Brian Robinson commented in "Discussion" (9/20/98) about whether or not humans are immune from extinction and why: the key element as I see it is that we are the first species (as far as we know) that can (now or in the near future) make deliberate changes in our own genome if we so choose. No other species, not the brightest Bonobo nor dolphin, can extract or insert new genes into our cells. No other species can extract genes from one species and then introduce them into cells of another species. Whatever trait(s) may push us towards extinction could be altered by altering our genetic make-up. Thus, in theory, we COULD "engineer" changes in the human genome that might keep us "fit" in almost any possible environmental scenario. Whether the current version of Homo Sapiens has the "psychological" capacity to undertake such an endeavor is the big question. Given our (evolved) propensity for superstitious fears about "tampering with Godís work," it is doubtful that humanity could ever agree to make such changes as are needed.
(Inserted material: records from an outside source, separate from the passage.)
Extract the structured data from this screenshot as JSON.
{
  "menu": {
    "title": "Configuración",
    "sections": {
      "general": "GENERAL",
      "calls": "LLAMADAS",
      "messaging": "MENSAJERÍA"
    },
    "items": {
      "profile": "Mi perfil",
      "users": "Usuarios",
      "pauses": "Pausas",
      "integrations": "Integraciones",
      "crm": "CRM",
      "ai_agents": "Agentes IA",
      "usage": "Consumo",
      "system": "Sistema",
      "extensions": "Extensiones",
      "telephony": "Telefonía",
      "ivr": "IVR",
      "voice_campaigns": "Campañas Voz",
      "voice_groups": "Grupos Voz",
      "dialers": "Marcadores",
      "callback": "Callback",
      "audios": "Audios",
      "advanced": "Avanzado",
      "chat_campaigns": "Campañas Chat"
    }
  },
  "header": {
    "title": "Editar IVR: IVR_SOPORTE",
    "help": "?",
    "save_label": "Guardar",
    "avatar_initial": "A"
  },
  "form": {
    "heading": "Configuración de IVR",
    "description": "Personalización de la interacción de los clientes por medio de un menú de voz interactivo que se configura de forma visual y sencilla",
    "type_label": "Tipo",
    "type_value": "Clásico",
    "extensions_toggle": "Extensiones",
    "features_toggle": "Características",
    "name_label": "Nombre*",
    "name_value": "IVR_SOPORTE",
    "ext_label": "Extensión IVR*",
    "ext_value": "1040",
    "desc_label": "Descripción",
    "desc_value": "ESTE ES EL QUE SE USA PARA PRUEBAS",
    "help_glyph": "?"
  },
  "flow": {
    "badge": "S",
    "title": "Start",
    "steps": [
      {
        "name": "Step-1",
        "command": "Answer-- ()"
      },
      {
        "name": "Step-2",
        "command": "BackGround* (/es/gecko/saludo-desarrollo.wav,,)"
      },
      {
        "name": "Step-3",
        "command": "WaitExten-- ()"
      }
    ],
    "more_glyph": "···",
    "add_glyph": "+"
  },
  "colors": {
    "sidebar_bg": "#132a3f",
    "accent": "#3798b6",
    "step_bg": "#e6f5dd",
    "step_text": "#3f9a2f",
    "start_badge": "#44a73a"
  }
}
BTW, this reminds me of a science fiction story about humans colonizing other planets in the far future. The point of interest was that, rather than "terraform" a hostile planet to be compatible with humans, they "genoformed" some of the humans so that they were compatible with the planet. Does this sound evil or enlightened?